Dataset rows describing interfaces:
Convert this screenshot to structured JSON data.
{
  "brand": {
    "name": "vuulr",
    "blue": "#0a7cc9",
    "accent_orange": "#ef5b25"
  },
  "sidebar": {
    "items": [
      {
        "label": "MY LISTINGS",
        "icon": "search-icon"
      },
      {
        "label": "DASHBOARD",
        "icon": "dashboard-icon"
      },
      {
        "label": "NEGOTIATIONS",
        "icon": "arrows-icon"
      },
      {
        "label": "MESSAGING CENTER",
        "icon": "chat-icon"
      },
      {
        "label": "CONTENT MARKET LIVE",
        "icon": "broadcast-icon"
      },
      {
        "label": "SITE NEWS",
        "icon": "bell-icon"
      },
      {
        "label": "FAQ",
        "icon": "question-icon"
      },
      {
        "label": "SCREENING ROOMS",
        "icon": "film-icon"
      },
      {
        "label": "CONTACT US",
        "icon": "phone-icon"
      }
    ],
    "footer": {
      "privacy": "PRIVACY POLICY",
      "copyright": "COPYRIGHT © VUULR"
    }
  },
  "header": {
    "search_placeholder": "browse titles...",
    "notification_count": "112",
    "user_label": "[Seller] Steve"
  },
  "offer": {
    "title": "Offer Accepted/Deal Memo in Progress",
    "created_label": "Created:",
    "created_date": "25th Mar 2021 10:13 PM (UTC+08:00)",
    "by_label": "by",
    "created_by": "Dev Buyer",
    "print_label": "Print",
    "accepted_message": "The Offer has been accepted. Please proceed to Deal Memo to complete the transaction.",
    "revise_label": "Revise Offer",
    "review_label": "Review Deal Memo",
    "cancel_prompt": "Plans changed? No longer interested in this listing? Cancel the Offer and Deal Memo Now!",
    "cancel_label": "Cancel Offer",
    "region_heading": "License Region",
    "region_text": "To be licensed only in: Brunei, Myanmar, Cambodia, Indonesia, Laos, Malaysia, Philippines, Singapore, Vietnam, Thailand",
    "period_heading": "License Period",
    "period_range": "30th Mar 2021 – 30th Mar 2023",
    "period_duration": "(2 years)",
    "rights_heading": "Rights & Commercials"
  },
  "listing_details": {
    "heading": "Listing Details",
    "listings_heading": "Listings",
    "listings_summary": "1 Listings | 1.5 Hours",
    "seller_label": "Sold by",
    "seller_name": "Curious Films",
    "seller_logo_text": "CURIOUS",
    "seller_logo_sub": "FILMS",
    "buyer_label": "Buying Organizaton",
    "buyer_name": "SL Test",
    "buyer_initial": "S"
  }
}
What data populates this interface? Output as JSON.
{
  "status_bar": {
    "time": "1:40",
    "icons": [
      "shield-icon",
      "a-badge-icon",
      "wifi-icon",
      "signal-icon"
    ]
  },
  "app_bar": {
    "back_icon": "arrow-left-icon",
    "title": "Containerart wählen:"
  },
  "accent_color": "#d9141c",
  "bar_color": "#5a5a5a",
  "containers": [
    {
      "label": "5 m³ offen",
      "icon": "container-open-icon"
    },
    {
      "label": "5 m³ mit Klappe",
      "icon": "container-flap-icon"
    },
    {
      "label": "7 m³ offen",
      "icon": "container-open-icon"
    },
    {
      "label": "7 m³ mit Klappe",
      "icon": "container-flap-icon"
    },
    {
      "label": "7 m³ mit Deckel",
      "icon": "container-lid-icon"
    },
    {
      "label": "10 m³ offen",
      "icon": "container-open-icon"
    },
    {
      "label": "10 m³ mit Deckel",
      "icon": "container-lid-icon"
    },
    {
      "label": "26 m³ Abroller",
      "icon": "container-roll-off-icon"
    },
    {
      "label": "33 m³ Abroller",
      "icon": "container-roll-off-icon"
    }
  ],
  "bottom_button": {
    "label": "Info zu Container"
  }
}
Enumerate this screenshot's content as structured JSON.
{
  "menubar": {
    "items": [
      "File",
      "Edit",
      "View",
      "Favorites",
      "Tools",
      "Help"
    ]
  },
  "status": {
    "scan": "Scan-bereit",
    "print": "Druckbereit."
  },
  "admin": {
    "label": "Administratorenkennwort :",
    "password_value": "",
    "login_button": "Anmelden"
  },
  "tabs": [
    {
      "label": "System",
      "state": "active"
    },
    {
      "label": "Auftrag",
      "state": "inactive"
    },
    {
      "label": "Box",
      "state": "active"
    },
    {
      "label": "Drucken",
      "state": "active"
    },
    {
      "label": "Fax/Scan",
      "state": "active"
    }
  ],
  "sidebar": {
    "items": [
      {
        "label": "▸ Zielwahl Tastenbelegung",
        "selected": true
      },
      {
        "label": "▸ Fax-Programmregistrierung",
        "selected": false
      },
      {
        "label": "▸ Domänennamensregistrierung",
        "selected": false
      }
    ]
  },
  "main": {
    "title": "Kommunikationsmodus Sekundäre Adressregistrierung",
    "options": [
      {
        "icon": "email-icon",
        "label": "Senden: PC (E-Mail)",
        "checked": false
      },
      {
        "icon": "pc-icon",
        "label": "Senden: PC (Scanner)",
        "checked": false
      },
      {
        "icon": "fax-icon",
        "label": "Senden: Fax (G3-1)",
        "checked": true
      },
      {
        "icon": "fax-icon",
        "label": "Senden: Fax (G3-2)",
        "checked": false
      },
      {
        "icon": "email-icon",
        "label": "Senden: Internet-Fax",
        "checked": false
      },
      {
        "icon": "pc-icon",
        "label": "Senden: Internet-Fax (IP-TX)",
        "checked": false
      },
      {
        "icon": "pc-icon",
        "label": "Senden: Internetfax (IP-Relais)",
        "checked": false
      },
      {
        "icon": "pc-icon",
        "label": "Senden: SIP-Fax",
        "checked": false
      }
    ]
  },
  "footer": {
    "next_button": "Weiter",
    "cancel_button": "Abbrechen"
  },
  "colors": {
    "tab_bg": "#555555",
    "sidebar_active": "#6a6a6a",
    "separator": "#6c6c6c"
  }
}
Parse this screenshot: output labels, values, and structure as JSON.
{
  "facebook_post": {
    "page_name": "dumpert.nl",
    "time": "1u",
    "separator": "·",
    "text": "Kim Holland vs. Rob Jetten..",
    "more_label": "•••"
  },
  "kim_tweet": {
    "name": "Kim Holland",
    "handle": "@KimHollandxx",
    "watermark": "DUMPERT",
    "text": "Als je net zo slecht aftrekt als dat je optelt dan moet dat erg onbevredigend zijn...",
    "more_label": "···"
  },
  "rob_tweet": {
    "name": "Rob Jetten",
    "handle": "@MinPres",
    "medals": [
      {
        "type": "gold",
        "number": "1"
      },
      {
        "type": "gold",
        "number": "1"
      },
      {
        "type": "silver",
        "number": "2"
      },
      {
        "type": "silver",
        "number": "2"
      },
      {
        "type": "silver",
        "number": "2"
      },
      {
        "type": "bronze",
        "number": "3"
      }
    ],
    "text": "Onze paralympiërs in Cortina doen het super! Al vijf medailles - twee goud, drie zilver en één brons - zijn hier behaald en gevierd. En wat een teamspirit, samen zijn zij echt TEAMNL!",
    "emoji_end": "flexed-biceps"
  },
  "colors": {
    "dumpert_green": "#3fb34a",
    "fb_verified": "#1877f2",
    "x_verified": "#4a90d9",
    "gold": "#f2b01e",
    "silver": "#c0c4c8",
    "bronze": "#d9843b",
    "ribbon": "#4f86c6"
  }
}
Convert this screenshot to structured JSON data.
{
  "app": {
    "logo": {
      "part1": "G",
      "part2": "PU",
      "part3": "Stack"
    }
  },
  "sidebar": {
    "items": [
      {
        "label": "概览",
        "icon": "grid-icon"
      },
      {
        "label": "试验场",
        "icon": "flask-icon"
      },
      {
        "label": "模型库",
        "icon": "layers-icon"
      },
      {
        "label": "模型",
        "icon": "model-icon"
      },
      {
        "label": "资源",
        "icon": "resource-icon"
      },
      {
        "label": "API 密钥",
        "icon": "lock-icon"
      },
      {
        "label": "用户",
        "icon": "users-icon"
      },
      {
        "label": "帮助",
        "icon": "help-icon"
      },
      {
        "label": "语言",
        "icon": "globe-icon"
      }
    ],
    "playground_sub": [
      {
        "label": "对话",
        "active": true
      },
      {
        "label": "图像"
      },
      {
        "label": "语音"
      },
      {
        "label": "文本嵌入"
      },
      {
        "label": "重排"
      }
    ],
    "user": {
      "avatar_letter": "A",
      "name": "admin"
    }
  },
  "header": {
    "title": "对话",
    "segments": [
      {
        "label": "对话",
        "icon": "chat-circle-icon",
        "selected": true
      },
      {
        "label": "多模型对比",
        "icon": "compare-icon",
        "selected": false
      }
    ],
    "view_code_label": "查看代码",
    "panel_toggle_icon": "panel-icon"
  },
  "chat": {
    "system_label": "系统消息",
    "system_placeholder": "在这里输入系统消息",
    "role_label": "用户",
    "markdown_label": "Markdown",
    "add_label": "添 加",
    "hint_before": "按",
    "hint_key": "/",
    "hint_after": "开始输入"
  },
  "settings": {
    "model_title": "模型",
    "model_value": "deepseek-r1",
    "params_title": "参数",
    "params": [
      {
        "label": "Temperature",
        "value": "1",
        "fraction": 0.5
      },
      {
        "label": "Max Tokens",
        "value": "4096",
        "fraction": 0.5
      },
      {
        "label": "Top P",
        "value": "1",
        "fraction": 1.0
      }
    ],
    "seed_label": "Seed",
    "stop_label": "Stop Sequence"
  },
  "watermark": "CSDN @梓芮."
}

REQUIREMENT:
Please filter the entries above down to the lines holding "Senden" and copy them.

PROBLEM SOLUTION:
        "label": "Senden: PC (E-Mail)",
        "label": "Senden: PC (Scanner)",
        "label": "Senden: Fax (G3-1)",
        "label": "Senden: Fax (G3-2)",
        "label": "Senden: Internet-Fax",
        "label": "Senden: Internet-Fax (IP-TX)",
        "label": "Senden: Internetfax (IP-Relais)",
        "label": "Senden: SIP-Fax",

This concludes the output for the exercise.